Element data from apps and pages:
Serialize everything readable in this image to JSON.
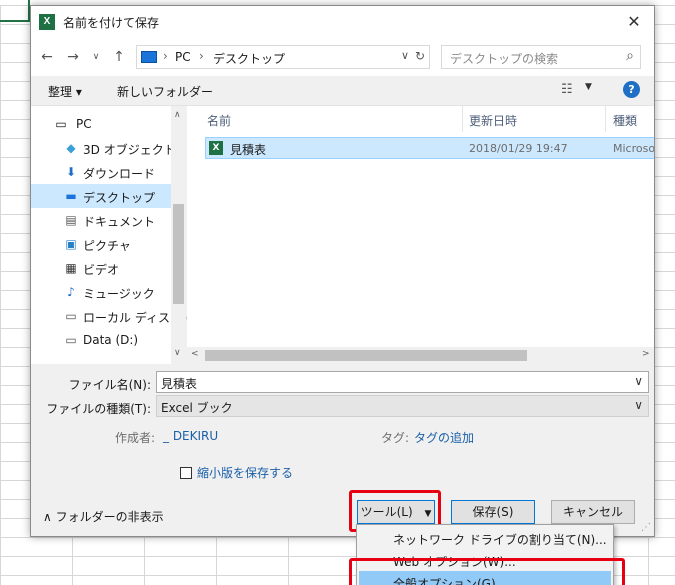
{
  "dialog": {
    "title": "名前を付けて保存",
    "title_icon": "X",
    "close": "✕"
  },
  "address": {
    "segments": [
      "PC",
      "デスクトップ"
    ],
    "search_placeholder": "デスクトップの検索"
  },
  "toolbar": {
    "organize": "整理 ▾",
    "new_folder": "新しいフォルダー"
  },
  "nav": {
    "items": [
      {
        "label": "PC"
      },
      {
        "label": "3D オブジェクト"
      },
      {
        "label": "ダウンロード"
      },
      {
        "label": "デスクトップ"
      },
      {
        "label": "ドキュメント"
      },
      {
        "label": "ピクチャ"
      },
      {
        "label": "ビデオ"
      },
      {
        "label": "ミュージック"
      },
      {
        "label": "ローカル ディスク (C"
      },
      {
        "label": "Data (D:)"
      }
    ]
  },
  "files": {
    "columns": [
      "名前",
      "更新日時",
      "種類"
    ],
    "rows": [
      {
        "name": "見積表",
        "date": "2018/01/29 19:47",
        "type": "Microso"
      }
    ]
  },
  "form": {
    "filename_label": "ファイル名(N):",
    "filename_value": "見積表",
    "filetype_label": "ファイルの種類(T):",
    "filetype_value": "Excel ブック",
    "author_label": "作成者:",
    "author_value": "_ DEKIRU",
    "tags_label": "タグ:",
    "tags_value": "タグの追加",
    "thumbnail_label": "縮小版を保存する"
  },
  "footer": {
    "hide_folders": "フォルダーの非表示",
    "tools": "ツール(L)",
    "save": "保存(S)",
    "cancel": "キャンセル"
  },
  "menu": {
    "items": [
      {
        "label": "ネットワーク ドライブの割り当て(N)..."
      },
      {
        "label": "Web オプション(W)..."
      },
      {
        "label": "全般オプション(G)..."
      }
    ]
  },
  "colors": {
    "highlight": "#cce8ff",
    "accent": "#0078d7",
    "callout": "#e60012",
    "excel": "#1e7145"
  }
}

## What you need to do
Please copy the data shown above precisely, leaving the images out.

## Result
Serialize everything readable in this image to JSON.
{
  "dialog": {
    "title": "名前を付けて保存",
    "title_icon": "X",
    "close": "✕"
  },
  "address": {
    "segments": [
      "PC",
      "デスクトップ"
    ],
    "search_placeholder": "デスクトップの検索"
  },
  "toolbar": {
    "organize": "整理 ▾",
    "new_folder": "新しいフォルダー"
  },
  "nav": {
    "items": [
      {
        "label": "PC"
      },
      {
        "label": "3D オブジェクト"
      },
      {
        "label": "ダウンロード"
      },
      {
        "label": "デスクトップ"
      },
      {
        "label": "ドキュメント"
      },
      {
        "label": "ピクチャ"
      },
      {
        "label": "ビデオ"
      },
      {
        "label": "ミュージック"
      },
      {
        "label": "ローカル ディスク (C"
      },
      {
        "label": "Data (D:)"
      }
    ]
  },
  "files": {
    "columns": [
      "名前",
      "更新日時",
      "種類"
    ],
    "rows": [
      {
        "name": "見積表",
        "date": "2018/01/29 19:47",
        "type": "Microso"
      }
    ]
  },
  "form": {
    "filename_label": "ファイル名(N):",
    "filename_value": "見積表",
    "filetype_label": "ファイルの種類(T):",
    "filetype_value": "Excel ブック",
    "author_label": "作成者:",
    "author_value": "_ DEKIRU",
    "tags_label": "タグ:",
    "tags_value": "タグの追加",
    "thumbnail_label": "縮小版を保存する"
  },
  "footer": {
    "hide_folders": "フォルダーの非表示",
    "tools": "ツール(L)",
    "save": "保存(S)",
    "cancel": "キャンセル"
  },
  "menu": {
    "items": [
      {
        "label": "ネットワーク ドライブの割り当て(N)..."
      },
      {
        "label": "Web オプション(W)..."
      },
      {
        "label": "全般オプション(G)..."
      }
    ]
  },
  "colors": {
    "highlight": "#cce8ff",
    "accent": "#0078d7",
    "callout": "#e60012",
    "excel": "#1e7145"
  }
}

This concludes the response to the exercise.